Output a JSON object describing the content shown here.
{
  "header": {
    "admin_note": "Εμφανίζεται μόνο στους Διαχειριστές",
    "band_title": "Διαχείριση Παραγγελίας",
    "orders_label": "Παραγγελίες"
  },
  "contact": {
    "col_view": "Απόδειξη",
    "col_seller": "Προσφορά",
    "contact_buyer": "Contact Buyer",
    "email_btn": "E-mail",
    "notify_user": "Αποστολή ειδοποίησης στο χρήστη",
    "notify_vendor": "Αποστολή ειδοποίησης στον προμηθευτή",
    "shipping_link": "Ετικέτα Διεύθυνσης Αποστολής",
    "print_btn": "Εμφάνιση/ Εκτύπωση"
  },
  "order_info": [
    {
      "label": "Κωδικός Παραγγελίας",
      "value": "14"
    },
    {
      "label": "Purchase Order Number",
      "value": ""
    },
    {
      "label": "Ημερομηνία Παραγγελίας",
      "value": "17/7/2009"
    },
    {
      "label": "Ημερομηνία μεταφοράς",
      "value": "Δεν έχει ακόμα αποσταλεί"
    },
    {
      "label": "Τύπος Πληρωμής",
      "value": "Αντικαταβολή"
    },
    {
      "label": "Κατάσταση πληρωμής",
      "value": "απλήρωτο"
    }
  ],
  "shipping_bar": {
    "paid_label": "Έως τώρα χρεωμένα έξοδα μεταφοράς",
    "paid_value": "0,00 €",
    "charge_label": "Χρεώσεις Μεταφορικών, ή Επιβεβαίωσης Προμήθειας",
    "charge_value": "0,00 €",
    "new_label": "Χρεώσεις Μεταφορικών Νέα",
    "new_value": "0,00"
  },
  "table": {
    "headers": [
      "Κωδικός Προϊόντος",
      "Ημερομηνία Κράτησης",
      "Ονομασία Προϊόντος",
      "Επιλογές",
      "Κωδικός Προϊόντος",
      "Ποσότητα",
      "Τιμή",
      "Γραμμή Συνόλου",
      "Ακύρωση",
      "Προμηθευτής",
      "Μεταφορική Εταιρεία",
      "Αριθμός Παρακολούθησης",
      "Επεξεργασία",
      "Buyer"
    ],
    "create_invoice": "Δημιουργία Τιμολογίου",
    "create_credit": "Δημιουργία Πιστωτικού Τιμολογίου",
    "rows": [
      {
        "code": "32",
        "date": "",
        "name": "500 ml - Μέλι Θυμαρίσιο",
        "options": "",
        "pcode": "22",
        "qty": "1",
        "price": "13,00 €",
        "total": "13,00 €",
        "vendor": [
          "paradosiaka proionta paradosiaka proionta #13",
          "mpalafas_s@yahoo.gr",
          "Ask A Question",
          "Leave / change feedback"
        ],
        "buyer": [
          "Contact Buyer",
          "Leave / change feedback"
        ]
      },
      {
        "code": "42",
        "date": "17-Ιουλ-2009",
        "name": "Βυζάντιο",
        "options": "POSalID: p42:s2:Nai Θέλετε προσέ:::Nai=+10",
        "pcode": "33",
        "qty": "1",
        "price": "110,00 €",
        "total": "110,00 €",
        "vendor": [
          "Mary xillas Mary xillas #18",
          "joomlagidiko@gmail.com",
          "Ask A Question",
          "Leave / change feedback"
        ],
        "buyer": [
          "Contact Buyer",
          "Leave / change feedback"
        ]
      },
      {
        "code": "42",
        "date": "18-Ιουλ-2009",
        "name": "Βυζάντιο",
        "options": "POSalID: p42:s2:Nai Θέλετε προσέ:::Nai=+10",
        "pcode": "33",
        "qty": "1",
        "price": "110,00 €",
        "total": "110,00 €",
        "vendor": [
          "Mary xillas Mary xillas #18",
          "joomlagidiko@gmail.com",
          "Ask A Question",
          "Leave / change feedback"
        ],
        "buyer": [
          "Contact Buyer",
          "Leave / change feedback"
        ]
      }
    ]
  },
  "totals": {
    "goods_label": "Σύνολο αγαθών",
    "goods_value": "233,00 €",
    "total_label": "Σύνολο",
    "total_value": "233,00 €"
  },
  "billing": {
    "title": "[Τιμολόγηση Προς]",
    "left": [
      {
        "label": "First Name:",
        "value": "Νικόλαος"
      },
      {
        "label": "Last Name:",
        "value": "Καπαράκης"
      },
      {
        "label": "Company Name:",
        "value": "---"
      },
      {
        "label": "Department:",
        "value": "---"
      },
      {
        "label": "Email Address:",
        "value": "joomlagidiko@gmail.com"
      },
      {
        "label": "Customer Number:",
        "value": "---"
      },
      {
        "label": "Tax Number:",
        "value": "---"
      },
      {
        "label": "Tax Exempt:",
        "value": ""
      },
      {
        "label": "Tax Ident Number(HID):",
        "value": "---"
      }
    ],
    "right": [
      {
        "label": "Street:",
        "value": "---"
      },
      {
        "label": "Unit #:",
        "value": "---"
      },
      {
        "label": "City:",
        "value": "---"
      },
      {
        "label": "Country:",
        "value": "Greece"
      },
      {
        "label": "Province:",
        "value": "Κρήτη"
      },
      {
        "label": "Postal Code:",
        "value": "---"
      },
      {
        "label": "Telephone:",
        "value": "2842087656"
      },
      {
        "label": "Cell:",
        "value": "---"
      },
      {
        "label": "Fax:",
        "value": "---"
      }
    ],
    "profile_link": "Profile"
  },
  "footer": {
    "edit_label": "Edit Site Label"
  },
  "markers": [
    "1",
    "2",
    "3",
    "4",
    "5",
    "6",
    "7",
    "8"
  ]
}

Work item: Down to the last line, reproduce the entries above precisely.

Answer to the exercise:
Output a JSON object describing the content shown here.
{
  "header": {
    "admin_note": "Εμφανίζεται μόνο στους Διαχειριστές",
    "band_title": "Διαχείριση Παραγγελίας",
    "orders_label": "Παραγγελίες"
  },
  "contact": {
    "col_view": "Απόδειξη",
    "col_seller": "Προσφορά",
    "contact_buyer": "Contact Buyer",
    "email_btn": "E-mail",
    "notify_user": "Αποστολή ειδοποίησης στο χρήστη",
    "notify_vendor": "Αποστολή ειδοποίησης στον προμηθευτή",
    "shipping_link": "Ετικέτα Διεύθυνσης Αποστολής",
    "print_btn": "Εμφάνιση/ Εκτύπωση"
  },
  "order_info": [
    {
      "label": "Κωδικός Παραγγελίας",
      "value": "14"
    },
    {
      "label": "Purchase Order Number",
      "value": ""
    },
    {
      "label": "Ημερομηνία Παραγγελίας",
      "value": "17/7/2009"
    },
    {
      "label": "Ημερομηνία μεταφοράς",
      "value": "Δεν έχει ακόμα αποσταλεί"
    },
    {
      "label": "Τύπος Πληρωμής",
      "value": "Αντικαταβολή"
    },
    {
      "label": "Κατάσταση πληρωμής",
      "value": "απλήρωτο"
    }
  ],
  "shipping_bar": {
    "paid_label": "Έως τώρα χρεωμένα έξοδα μεταφοράς",
    "paid_value": "0,00 €",
    "charge_label": "Χρεώσεις Μεταφορικών, ή Επιβεβαίωσης Προμήθειας",
    "charge_value": "0,00 €",
    "new_label": "Χρεώσεις Μεταφορικών Νέα",
    "new_value": "0,00"
  },
  "table": {
    "headers": [
      "Κωδικός Προϊόντος",
      "Ημερομηνία Κράτησης",
      "Ονομασία Προϊόντος",
      "Επιλογές",
      "Κωδικός Προϊόντος",
      "Ποσότητα",
      "Τιμή",
      "Γραμμή Συνόλου",
      "Ακύρωση",
      "Προμηθευτής",
      "Μεταφορική Εταιρεία",
      "Αριθμός Παρακολούθησης",
      "Επεξεργασία",
      "Buyer"
    ],
    "create_invoice": "Δημιουργία Τιμολογίου",
    "create_credit": "Δημιουργία Πιστωτικού Τιμολογίου",
    "rows": [
      {
        "code": "32",
        "date": "",
        "name": "500 ml - Μέλι Θυμαρίσιο",
        "options": "",
        "pcode": "22",
        "qty": "1",
        "price": "13,00 €",
        "total": "13,00 €",
        "vendor": [
          "paradosiaka proionta paradosiaka proionta #13",
          "mpalafas_s@yahoo.gr",
          "Ask A Question",
          "Leave / change feedback"
        ],
        "buyer": [
          "Contact Buyer",
          "Leave / change feedback"
        ]
      },
      {
        "code": "42",
        "date": "17-Ιουλ-2009",
        "name": "Βυζάντιο",
        "options": "POSalID: p42:s2:Nai Θέλετε προσέ:::Nai=+10",
        "pcode": "33",
        "qty": "1",
        "price": "110,00 €",
        "total": "110,00 €",
        "vendor": [
          "Mary xillas Mary xillas #18",
          "joomlagidiko@gmail.com",
          "Ask A Question",
          "Leave / change feedback"
        ],
        "buyer": [
          "Contact Buyer",
          "Leave / change feedback"
        ]
      },
      {
        "code": "42",
        "date": "18-Ιουλ-2009",
        "name": "Βυζάντιο",
        "options": "POSalID: p42:s2:Nai Θέλετε προσέ:::Nai=+10",
        "pcode": "33",
        "qty": "1",
        "price": "110,00 €",
        "total": "110,00 €",
        "vendor": [
          "Mary xillas Mary xillas #18",
          "joomlagidiko@gmail.com",
          "Ask A Question",
          "Leave / change feedback"
        ],
        "buyer": [
          "Contact Buyer",
          "Leave / change feedback"
        ]
      }
    ]
  },
  "totals": {
    "goods_label": "Σύνολο αγαθών",
    "goods_value": "233,00 €",
    "total_label": "Σύνολο",
    "total_value": "233,00 €"
  },
  "billing": {
    "title": "[Τιμολόγηση Προς]",
    "left": [
      {
        "label": "First Name:",
        "value": "Νικόλαος"
      },
      {
        "label": "Last Name:",
        "value": "Καπαράκης"
      },
      {
        "label": "Company Name:",
        "value": "---"
      },
      {
        "label": "Department:",
        "value": "---"
      },
      {
        "label": "Email Address:",
        "value": "joomlagidiko@gmail.com"
      },
      {
        "label": "Customer Number:",
        "value": "---"
      },
      {
        "label": "Tax Number:",
        "value": "---"
      },
      {
        "label": "Tax Exempt:",
        "value": ""
      },
      {
        "label": "Tax Ident Number(HID):",
        "value": "---"
      }
    ],
    "right": [
      {
        "label": "Street:",
        "value": "---"
      },
      {
        "label": "Unit #:",
        "value": "---"
      },
      {
        "label": "City:",
        "value": "---"
      },
      {
        "label": "Country:",
        "value": "Greece"
      },
      {
        "label": "Province:",
        "value": "Κρήτη"
      },
      {
        "label": "Postal Code:",
        "value": "---"
      },
      {
        "label": "Telephone:",
        "value": "2842087656"
      },
      {
        "label": "Cell:",
        "value": "---"
      },
      {
        "label": "Fax:",
        "value": "---"
      }
    ],
    "profile_link": "Profile"
  },
  "footer": {
    "edit_label": "Edit Site Label"
  },
  "markers": [
    "1",
    "2",
    "3",
    "4",
    "5",
    "6",
    "7",
    "8"
  ]
}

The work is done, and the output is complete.